Syd gave a small smile, “and ruin the surprise?” She replied, lifting an eyebrow.

“A warning might have been nice, Syd,” Trentor chimed in as he joined them. “We could have taken it a little easier.” He looked meaningfully at Isa, who was slumped against the cliff face, looking wan.

She fluttered a hand at him, “I’m fine, I’m fine,” she said, her eyes closed. “Just resting for a bit.”

Rika frowned in concern. Even after a day as difficult as the one they had just experienced, she had never known Isa to run out of energy. “Let’s see to your bandages,” she said, trying to sound unconcerned.

“It’s not necessary,” Isa protested, but she didn’t resist as Rika knelt down next to her to unwrap her arms. The bandages came away damp with fluid. Not soaked, but enough so she could hardly mistake it. The burns themselves were like nothing Rika had seen before. She marveled every time she looked at them: three burns on each arm each about an inch across, starting on the outer edges of Isa’s palms and spiraling up to her shoulders.

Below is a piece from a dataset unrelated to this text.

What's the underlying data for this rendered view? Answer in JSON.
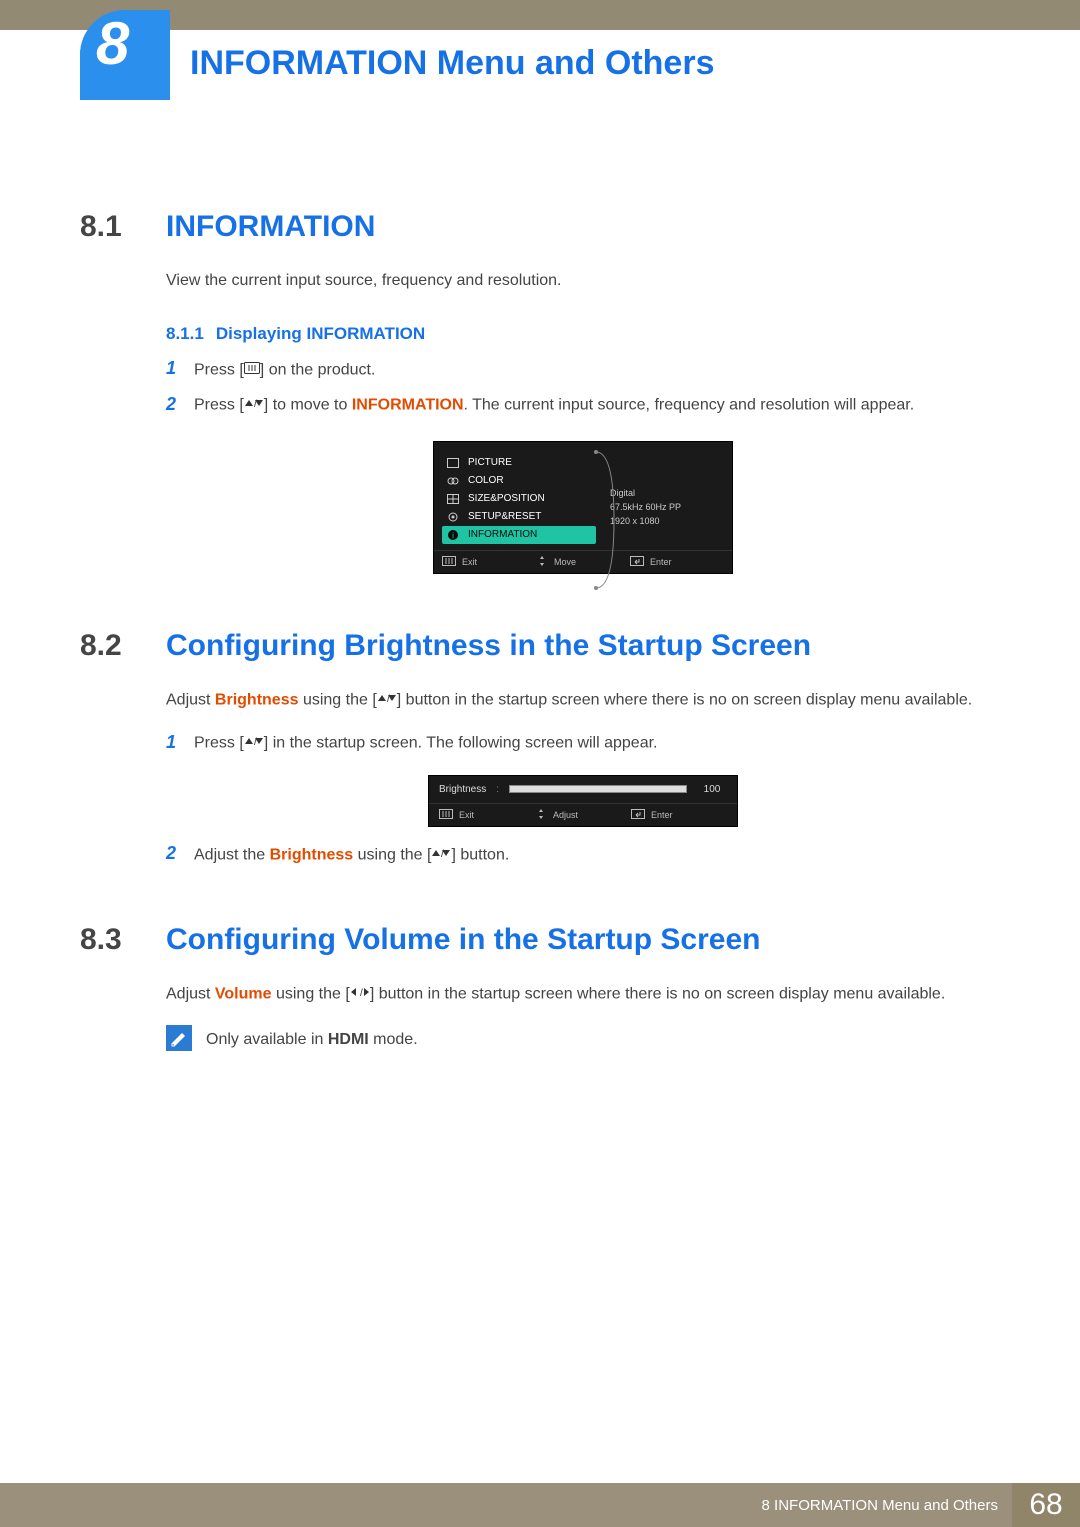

They were quite impressive, but very difficult to treat. Rika and Simon had settled for wrapping both arms entirely in linen gauze, which had worked thus far, but heavily impacted their amount of medical supplies.

“You’re lucky we’re almost there,” Rika chided as she applied some of Simon’s burn ointment and rewrapped Isa’s arms. “Another day or two and we’d have had to start cutting up your clothes.”

Isa opened one eye to look at her. “You’ve already reduced several of my shirts to vests. I say do your worst.”

“On your own garb be it, then,” Rika said, tying off the last of bandages around Isa’s shoulder. She made sure to include some Fòrsic crystals etched with runes that encouraged healing inside the folds of the wrapping. Rika was heartened by the fact the Isa still had use of her arms, even if it appeared to pain her at times. However, even if she made a full recovery, she would have a truly impressive set of scars.

“Are we all ready?” Syd asked. Roshan and Simon had emerged from the tunnel while Rika was tending to Isa.

“A few moments longer, I think,” Simon responded, looking at Roshan, who had slumped down next to Isa. “Not everyone is as hardy as you are.”

“Syd thought for a moment, and then nodded. She looked at the sun, judging the time with an experienced eye, and said “we will wait for a few moments more and then descend. We should still have enough light to reach the village.”

“Excuse me,” Roshan spoke up. He was looking out at the valley with interest, despite his physical weariness. “Where are we? I’ve never heard of a village in a valley like this.”

“It would be an enormous waste of our considerable time and efforts in hiding it if you’d simply heard about it in a geography lesson,” Trentor said, smiling.

“What?” Roshan sounded confused.

“Well, we didn’t personally participate, but you get the gist.”

Roshan continued to stare blankly at him.

“C’mon boy, are you thick? This is where we’ve been heading!” Trentor flung out a hand encompassing the valley and the village near its center. “Welcome to Glenn Rhúnda, the hidden valley, and the heart of the resistance!”

Rika snorted disparagingly. “Stop being so overdramatic, Trentor”. Turning to Roshan, she smiled and said, “leaving the rest of that aside, this is our home, for all we rarely see it. Your home too, if you like.”

“Thank you, Rika,” Roshan replied gravely. Rika extended a hand. He took it, and she pulled him to his feet.

“Where’s my hand?” Isa asked, and Rika laughed and helped her up as well.

They all looked to Syd, who shook her head in bemusement. “Well, if you have finished, let us go home.”

Chapter 11 can be found here.